• _Task objective_: Here are some records; copy every line that holds the word "shenzhen".
┄┄┄┄┄┄
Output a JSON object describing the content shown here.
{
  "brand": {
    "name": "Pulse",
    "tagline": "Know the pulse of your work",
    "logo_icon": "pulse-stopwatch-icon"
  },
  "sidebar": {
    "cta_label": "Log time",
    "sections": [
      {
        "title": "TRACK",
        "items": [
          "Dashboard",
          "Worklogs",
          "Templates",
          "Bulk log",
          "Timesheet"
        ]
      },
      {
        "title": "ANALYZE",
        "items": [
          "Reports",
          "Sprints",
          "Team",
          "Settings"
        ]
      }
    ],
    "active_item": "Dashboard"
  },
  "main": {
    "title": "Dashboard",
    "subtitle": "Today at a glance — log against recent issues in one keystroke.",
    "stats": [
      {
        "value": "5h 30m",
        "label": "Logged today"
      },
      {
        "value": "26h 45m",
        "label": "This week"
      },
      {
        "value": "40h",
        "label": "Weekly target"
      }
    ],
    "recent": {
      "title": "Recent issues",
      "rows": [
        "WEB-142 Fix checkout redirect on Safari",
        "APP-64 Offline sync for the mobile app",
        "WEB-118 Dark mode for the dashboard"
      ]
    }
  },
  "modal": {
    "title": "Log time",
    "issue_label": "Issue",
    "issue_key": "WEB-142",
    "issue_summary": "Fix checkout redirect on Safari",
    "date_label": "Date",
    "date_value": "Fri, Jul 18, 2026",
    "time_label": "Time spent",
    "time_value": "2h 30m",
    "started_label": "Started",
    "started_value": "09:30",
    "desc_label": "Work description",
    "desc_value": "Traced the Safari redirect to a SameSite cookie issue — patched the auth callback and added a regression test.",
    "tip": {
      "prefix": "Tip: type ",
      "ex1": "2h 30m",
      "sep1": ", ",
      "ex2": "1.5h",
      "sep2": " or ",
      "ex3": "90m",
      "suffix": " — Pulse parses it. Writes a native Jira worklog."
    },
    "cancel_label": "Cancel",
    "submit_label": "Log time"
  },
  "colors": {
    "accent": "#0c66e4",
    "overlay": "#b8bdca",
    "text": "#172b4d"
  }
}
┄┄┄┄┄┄
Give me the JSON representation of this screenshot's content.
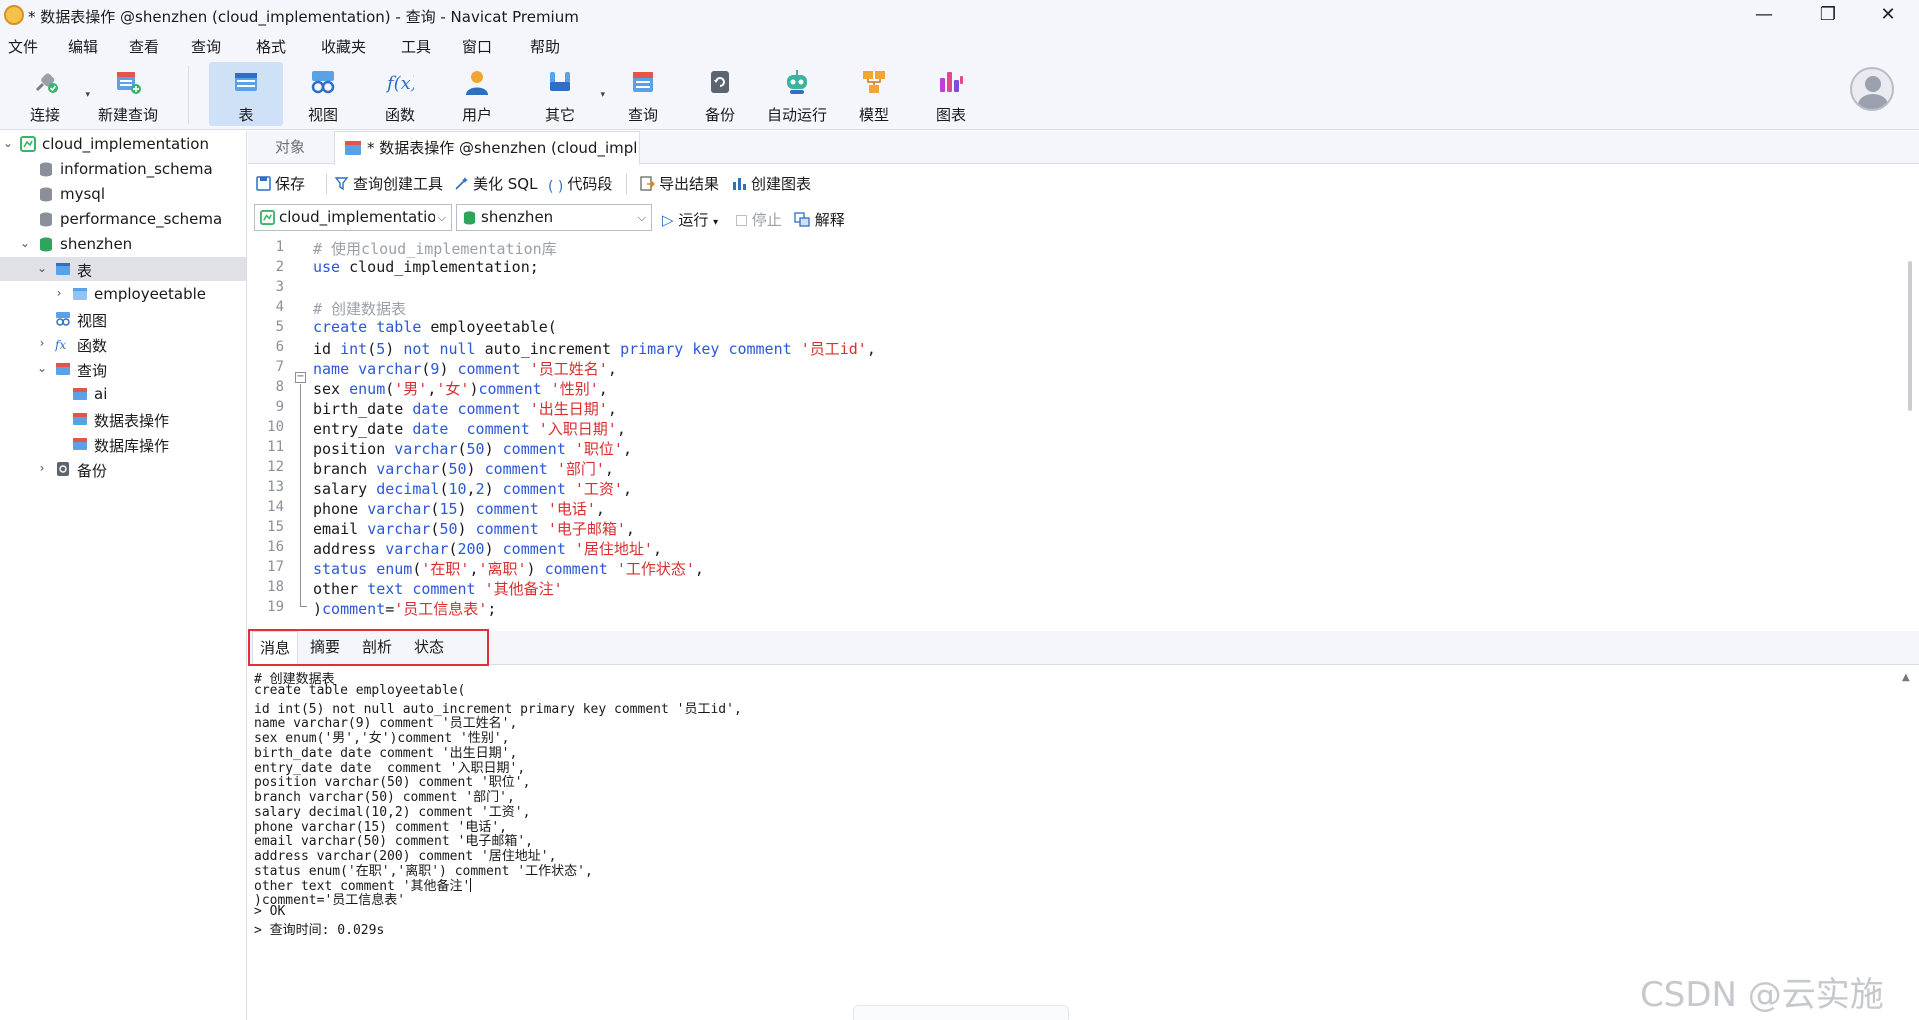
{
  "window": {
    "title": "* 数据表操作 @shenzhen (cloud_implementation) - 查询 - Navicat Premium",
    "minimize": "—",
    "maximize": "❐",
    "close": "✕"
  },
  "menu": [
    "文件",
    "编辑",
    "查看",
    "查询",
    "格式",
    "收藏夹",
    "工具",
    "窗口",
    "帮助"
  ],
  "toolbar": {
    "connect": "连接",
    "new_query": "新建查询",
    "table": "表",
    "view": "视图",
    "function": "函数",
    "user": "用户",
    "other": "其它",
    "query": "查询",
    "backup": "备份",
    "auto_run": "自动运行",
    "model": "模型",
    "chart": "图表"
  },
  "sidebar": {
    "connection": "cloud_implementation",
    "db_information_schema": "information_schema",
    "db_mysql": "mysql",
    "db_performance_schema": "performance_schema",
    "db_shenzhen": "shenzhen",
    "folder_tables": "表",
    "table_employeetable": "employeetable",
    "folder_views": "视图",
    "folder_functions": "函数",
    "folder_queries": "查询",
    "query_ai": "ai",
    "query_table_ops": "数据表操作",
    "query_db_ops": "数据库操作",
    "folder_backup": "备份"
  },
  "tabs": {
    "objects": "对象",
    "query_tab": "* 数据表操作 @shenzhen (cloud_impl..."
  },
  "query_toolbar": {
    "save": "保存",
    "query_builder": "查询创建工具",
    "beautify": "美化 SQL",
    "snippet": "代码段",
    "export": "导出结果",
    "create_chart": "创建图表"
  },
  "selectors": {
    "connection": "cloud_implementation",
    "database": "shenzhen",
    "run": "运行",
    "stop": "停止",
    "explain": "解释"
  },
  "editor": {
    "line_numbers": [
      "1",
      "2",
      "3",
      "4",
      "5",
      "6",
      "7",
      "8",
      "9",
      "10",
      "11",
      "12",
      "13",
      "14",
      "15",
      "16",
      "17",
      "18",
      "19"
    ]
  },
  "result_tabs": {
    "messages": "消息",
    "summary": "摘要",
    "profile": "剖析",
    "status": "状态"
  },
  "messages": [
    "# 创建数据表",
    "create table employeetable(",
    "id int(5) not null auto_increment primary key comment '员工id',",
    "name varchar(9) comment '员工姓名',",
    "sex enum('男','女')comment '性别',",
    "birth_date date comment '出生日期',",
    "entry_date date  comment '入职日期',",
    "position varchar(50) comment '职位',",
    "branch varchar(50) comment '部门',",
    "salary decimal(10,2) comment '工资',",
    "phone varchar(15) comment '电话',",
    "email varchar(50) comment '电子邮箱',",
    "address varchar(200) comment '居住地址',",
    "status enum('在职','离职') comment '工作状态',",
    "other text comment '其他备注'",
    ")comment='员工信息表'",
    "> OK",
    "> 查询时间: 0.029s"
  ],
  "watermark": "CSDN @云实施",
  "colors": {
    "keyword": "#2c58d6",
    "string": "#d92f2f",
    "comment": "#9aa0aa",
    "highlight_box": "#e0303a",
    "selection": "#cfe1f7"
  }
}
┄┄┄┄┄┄
• _Written answer_:
    "title": "* 数据表操作 @shenzhen (cloud_implementation) - 查询 - Navicat Premium",
    "db_shenzhen": "shenzhen",
    "query_tab": "* 数据表操作 @shenzhen (cloud_impl..."
    "database": "shenzhen",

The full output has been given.